I chose this piece mainly because the gallery that this show's at is called the Artery, and what better way to clog an Artery.
Chips and sauce. Acrylic on ceramic. 2013.

It's a little exciting travelling with a show, me and the 6 other artists in the exhibition, we're just like Jack Kerouac, going On The Road. 

Ha, or maybe more accurately we're circus folk.

Pretty crazy really, only yesterday I arrived back from a week working and exhibiting in Perth and now tomorrow morning I'm driving to Warrnambool for the night. It's gonna take me about four hours to get there, which coincidentally is actually about the same amount of time it took to get to Perth. 

Anyway as it says on the flyer the Future Now opening is tomorrow from 6 to 8pm, but if you can't make it to that I'll also be around the day after as well, (Thursday August 7), as from 11.15am to 12.15pm myself and fellow Future Now artist Sarah Duyshart will be in the gallery presenting a floor talk.
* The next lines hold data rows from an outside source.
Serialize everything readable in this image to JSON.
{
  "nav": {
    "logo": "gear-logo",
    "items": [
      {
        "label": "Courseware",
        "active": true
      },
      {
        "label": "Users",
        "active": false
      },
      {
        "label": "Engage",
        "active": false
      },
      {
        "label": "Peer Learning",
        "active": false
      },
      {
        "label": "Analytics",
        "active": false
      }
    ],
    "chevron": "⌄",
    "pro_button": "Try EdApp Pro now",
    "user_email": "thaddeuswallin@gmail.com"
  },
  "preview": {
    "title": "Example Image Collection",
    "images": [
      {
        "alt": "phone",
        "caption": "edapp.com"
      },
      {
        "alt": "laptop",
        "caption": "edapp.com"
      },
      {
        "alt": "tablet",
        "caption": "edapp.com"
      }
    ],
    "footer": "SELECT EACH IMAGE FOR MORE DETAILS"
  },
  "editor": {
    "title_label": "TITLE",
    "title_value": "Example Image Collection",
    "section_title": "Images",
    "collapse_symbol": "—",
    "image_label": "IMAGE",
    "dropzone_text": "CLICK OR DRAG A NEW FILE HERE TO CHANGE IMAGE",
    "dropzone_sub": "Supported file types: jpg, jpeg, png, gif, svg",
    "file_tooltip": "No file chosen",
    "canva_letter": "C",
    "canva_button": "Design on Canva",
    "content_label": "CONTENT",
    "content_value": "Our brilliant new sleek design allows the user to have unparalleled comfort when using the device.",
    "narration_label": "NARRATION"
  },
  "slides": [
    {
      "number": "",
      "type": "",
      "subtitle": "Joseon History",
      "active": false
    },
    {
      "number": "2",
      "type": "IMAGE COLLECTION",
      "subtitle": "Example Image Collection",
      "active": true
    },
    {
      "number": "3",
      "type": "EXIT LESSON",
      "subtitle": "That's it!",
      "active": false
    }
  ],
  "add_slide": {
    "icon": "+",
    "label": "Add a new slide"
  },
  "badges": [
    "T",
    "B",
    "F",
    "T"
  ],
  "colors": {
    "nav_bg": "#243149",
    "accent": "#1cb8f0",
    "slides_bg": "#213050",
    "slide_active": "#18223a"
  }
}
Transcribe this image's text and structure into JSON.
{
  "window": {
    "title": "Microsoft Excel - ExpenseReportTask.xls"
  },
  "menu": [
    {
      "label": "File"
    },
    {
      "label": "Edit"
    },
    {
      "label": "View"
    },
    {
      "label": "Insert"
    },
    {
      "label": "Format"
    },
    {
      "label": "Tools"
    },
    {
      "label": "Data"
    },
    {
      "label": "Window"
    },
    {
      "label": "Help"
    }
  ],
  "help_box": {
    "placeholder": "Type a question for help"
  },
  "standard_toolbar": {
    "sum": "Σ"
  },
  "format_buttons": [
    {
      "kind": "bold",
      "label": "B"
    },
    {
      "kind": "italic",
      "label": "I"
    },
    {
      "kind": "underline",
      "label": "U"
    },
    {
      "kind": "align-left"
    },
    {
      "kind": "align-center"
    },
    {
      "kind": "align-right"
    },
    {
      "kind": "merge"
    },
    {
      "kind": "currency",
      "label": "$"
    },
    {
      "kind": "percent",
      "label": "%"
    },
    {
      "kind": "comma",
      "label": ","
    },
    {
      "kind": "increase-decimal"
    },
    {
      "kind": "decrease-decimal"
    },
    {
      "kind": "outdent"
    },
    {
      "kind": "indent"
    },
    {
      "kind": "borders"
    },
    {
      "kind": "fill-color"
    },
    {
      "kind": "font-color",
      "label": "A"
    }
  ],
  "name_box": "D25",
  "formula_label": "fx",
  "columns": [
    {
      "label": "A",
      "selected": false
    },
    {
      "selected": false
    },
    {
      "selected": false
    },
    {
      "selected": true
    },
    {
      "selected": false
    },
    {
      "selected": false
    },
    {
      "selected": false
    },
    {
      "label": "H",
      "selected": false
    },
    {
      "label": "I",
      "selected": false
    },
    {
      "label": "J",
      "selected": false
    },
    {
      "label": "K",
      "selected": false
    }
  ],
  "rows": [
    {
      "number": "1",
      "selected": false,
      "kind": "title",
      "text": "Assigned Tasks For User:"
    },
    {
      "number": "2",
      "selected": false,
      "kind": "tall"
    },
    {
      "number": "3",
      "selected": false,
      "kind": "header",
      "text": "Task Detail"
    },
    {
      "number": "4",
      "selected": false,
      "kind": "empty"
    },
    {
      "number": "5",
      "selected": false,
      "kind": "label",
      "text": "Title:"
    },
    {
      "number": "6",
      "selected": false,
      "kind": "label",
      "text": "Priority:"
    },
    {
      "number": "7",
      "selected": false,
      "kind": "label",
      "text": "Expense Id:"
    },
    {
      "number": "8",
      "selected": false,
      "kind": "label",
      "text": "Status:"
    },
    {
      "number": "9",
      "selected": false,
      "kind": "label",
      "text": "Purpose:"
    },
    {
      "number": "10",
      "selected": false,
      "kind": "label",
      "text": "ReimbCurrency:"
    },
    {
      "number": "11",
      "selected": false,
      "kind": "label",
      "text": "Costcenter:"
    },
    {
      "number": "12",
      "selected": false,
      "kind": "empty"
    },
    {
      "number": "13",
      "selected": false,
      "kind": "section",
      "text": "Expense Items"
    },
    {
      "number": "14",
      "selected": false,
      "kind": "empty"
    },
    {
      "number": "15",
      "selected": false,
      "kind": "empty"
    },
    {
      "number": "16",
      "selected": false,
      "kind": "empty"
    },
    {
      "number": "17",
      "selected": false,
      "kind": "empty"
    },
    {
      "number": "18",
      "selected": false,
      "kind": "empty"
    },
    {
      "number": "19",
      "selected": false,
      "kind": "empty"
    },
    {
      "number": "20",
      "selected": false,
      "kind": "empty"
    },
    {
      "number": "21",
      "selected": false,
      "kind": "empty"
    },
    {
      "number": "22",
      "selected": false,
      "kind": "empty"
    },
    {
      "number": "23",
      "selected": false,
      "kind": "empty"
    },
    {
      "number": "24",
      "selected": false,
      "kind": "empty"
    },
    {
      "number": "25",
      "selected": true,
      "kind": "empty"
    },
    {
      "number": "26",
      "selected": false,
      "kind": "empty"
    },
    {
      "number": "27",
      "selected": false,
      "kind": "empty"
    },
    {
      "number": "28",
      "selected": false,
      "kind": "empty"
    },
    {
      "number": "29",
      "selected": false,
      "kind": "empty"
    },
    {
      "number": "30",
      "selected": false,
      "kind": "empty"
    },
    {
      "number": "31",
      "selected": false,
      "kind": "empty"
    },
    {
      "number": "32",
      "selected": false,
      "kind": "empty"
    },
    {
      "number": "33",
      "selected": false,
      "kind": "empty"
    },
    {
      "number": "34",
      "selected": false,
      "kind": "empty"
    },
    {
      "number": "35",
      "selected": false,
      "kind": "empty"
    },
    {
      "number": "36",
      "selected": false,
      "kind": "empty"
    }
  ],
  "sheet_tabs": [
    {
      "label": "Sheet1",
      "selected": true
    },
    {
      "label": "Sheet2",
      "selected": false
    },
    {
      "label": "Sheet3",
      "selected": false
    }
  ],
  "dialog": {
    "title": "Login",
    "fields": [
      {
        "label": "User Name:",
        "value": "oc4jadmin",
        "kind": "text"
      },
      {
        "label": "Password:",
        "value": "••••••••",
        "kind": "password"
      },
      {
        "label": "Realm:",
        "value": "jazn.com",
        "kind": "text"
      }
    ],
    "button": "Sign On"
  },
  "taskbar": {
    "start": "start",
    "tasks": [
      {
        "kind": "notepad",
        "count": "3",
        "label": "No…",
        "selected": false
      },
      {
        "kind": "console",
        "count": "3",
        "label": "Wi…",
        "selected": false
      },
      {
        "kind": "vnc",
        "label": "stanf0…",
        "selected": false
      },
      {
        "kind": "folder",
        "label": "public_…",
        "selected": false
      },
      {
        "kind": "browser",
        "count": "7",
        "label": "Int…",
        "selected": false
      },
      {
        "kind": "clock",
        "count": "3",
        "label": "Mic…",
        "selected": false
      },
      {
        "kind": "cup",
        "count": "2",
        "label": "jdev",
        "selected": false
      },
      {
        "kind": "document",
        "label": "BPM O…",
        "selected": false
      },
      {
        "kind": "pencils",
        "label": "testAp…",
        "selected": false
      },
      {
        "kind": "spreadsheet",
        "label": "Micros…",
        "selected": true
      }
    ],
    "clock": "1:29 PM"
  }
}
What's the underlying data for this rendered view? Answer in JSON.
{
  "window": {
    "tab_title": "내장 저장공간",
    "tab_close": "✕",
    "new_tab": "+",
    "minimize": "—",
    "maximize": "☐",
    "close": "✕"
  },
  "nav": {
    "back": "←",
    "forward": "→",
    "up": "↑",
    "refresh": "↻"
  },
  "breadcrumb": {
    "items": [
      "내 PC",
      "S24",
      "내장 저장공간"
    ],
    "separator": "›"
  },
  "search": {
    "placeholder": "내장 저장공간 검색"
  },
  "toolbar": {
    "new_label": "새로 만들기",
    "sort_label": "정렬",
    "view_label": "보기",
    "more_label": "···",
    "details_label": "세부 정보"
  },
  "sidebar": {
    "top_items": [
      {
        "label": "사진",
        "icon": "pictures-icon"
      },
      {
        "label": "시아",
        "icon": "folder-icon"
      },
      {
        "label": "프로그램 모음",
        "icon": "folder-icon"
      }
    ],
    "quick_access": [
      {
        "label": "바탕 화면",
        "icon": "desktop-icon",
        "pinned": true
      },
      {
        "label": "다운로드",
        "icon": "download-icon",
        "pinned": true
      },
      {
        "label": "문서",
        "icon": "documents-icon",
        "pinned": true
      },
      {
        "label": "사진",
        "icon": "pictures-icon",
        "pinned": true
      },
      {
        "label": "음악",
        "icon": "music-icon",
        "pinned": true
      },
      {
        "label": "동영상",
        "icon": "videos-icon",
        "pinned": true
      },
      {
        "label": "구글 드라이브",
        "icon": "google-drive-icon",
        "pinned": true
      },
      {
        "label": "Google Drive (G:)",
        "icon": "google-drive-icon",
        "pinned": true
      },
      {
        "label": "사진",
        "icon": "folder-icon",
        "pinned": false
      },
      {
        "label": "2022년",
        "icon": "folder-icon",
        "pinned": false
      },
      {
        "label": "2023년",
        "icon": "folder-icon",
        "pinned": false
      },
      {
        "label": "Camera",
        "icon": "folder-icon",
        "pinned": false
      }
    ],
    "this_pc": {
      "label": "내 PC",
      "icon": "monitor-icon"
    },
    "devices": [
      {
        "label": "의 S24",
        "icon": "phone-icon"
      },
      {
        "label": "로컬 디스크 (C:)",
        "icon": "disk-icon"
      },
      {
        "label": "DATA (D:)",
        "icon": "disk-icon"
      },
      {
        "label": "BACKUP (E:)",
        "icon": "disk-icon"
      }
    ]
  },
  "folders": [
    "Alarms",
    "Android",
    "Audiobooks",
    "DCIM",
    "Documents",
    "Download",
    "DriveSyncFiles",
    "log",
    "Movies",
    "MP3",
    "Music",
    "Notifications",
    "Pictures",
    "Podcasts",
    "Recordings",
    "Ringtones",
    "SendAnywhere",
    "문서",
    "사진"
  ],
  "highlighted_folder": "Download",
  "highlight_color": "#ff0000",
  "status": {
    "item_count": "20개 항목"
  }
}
It's primarily for the Warrnambool year 11 and 12 art students, but all are welcome.

And if you can't make it to that then the exhibition' will remain open until August 24. 

And if you can't make it at all, ha, well, I still very much appreciate you reading this, and of course I completely understand, because unless you live in Warrnambool then Warrnambool is very far away. 

But so yeah, really looking forward to hitting the road and hopefully I'll see you tomorrow night as we clog up the The Artery. And after all this talk of clogging arteries here's a photo of todays lunch, a steak and bacon pie, eaten with the sun in my eye.
And now, having finished this blog post, here I am about to have literally my favourite midnight dinner ever; vegetables, chicken kiev and sausages.
(And finally, not that she'll ever read this, but thank you to my mum for getting out of bed to take that last photo. xo)

Monday, August 04, 2014

A slip of the tounge

Hi, here's a photo by American photographer Richard Avedon that was taken in New York on December 30, 1963. 

The photo is of poets and long time partners Allen Ginsberg and Peter Orlovsky. 

They're licking each other's tongues.
The photo is included in a great Richard Avedon exhibition that opened two days ago at the Art Gallery of Western Australia. 

I was standing in front of it yesterday and a little boy came up next to me, he took one look and said "gross!" then ran off to find his mum. 

So I figured I should draw it.
(I don't know how obvious it is but I tried to make my drawing in the shape of a love heart.)
I'd also just been reading about Michelangelo's painting The Creation of Adam, and in the book it at had this really cool passage describing the energy in that little space between Adam and God's fingers that are just about to touch.
So I had a go at trying to get a similar kind of energy in the space between Ginsberg and Orlovsky's tongues.
Drawing of a photograph by Richard Avedon. Acrylic on 225gsm paper. 21 x 29.5cm. 2014.

While at the Art Gallery of Western Australia I also drew this security guard
who was standing next to a bronze sculpture by William Kentridge.Here's maybe a better angle of the Kentridge sculpture.
(Also, amazingly, as I mentioned in the last post, remember that you can see my new painting and new sculpture exhibited alongside work by William Kentridge in the PICA Salon at the Perth Institute for Contemporary Art, on until August 31.)Anyway after that I did one more little drawing, this time of a crayon work by Australian artist Charles Blackman. The work was done in 1967 and is titled "Grooming the dog".
Because Blackman's piece was done in crayon I decided to take my drawing of it next door to the children's room of the exhibition. 
And using a magnet I installed my piece
,just below a drawing by Starr Henderson, who at 5 years old is 21 years my junior.

And Starr by my name, Starr by nature, it's clear Starr Henderson is the next big thing, just look how perfectly she's captured the Giraffe Duck.
So there you go, not only is my work at PICA exhibited alongside William Kentridge, it's also at AGWA exhibited alongside Starr Henderson. 

And I don't mind one bit if I'll never be a big Starr like Henderson, that's all water off a giraffe ducks back, because at the end of the day I'm just happy to know I've had something I've done hung on the wall of the Art Gallery of Western Australia, and best of all I didn't even have to lick anyones tongue for it to get there.